Get Mobile-Friendly

It should go without saying that being mobile-friendly is of great importance. In many countries, smartphone traffic now exceeds desktop traffic. Google provide tools such as the Mobile-Friendly Test and Test Your Mobile Speed to help you find areas of improving.

Structured Data

With the help of structured data using the vocabulary we can help Google understand our content very specifically. With a query for “how many internet users are there in America”, Google generates a rich statistical answer card, using the data that was built on a page from World Bank. Though we don’t see these queries in our Google Home activity feed at this time, it’s very feasible that they could. Think back to the chart at the top of this article that showed how 31% of teens use voice search for “help with homework”. A student that is researching for a paper and asking these questions as a way to allow for a deeper dive, later on, is a realistic scenario.
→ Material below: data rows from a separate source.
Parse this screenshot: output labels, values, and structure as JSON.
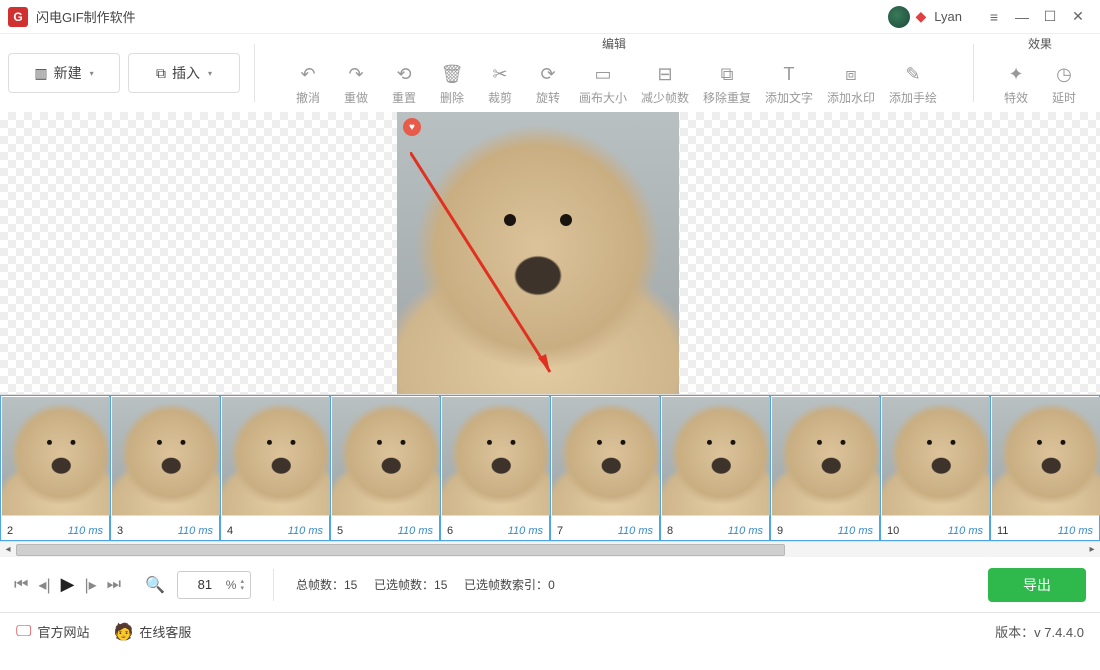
{
  "titlebar": {
    "app_title": "闪电GIF制作软件",
    "username": "Lyan"
  },
  "toolbar": {
    "new_label": "新建",
    "insert_label": "插入",
    "section_edit": "编辑",
    "section_effect": "效果",
    "tools_edit": [
      {
        "label": "撤消"
      },
      {
        "label": "重做"
      },
      {
        "label": "重置"
      },
      {
        "label": "删除"
      },
      {
        "label": "裁剪"
      },
      {
        "label": "旋转"
      },
      {
        "label": "画布大小"
      },
      {
        "label": "减少帧数"
      },
      {
        "label": "移除重复"
      },
      {
        "label": "添加文字"
      },
      {
        "label": "添加水印"
      },
      {
        "label": "添加手绘"
      }
    ],
    "tools_effect": [
      {
        "label": "特效"
      },
      {
        "label": "延时"
      }
    ]
  },
  "timeline": {
    "frames": [
      {
        "num": "2",
        "ms": "110 ms"
      },
      {
        "num": "3",
        "ms": "110 ms"
      },
      {
        "num": "4",
        "ms": "110 ms"
      },
      {
        "num": "5",
        "ms": "110 ms"
      },
      {
        "num": "6",
        "ms": "110 ms"
      },
      {
        "num": "7",
        "ms": "110 ms"
      },
      {
        "num": "8",
        "ms": "110 ms"
      },
      {
        "num": "9",
        "ms": "110 ms"
      },
      {
        "num": "10",
        "ms": "110 ms"
      },
      {
        "num": "11",
        "ms": "110 ms"
      }
    ]
  },
  "controls": {
    "zoom_value": "81",
    "zoom_pct": "%",
    "total_frames_label": "总帧数：",
    "total_frames_value": "15",
    "selected_frames_label": "已选帧数：",
    "selected_frames_value": "15",
    "selected_index_label": "已选帧数索引：",
    "selected_index_value": "0",
    "export_label": "导出"
  },
  "footer": {
    "official_site": "官方网站",
    "online_service": "在线客服",
    "version_label": "版本：",
    "version_value": "v 7.4.4.0"
  }
}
Something to also pay close attention to is the schema for “speakable“. While this markup type is currently pending, it does speak directly to ways of optimizing for voice search. The markup would aim to focus on highlighting particularly ‘speakable’ content, in the sense of being especially appropriate for text-to-speech conversion.

Listen with curiosity. Speak with honesty. Act with integrity.

A fitting quote from author Roy T. Bennett, which in completion reads as follows:

The greatest problem with communication is we don’t listen to understand. We listen to reply. When we listen with curiosity, we don’t listen with the intent to reply. We listen for what’s behind the words.

A better voice search experience doesn’t mean a worse text-based search experience, but it will almost certainly influence it. Google voice search is shaping RankBrain, which in turn will shape how search reacts in the future. Your content needs to rapidly address the information it provides, to give the answers that your customers need. Voice could ultimately alter the way that search is presented to the end user. Location already does this, so why can’t the contextual understanding of something that users mention in passing also influence the results later on?

I’ll end on this foretelling quote from Google Co-Founder Sergey Brin:

My vision when we started Google was that eventually, you wouldn’t have to have a search query at all. You’d just have information come to you as you needed it.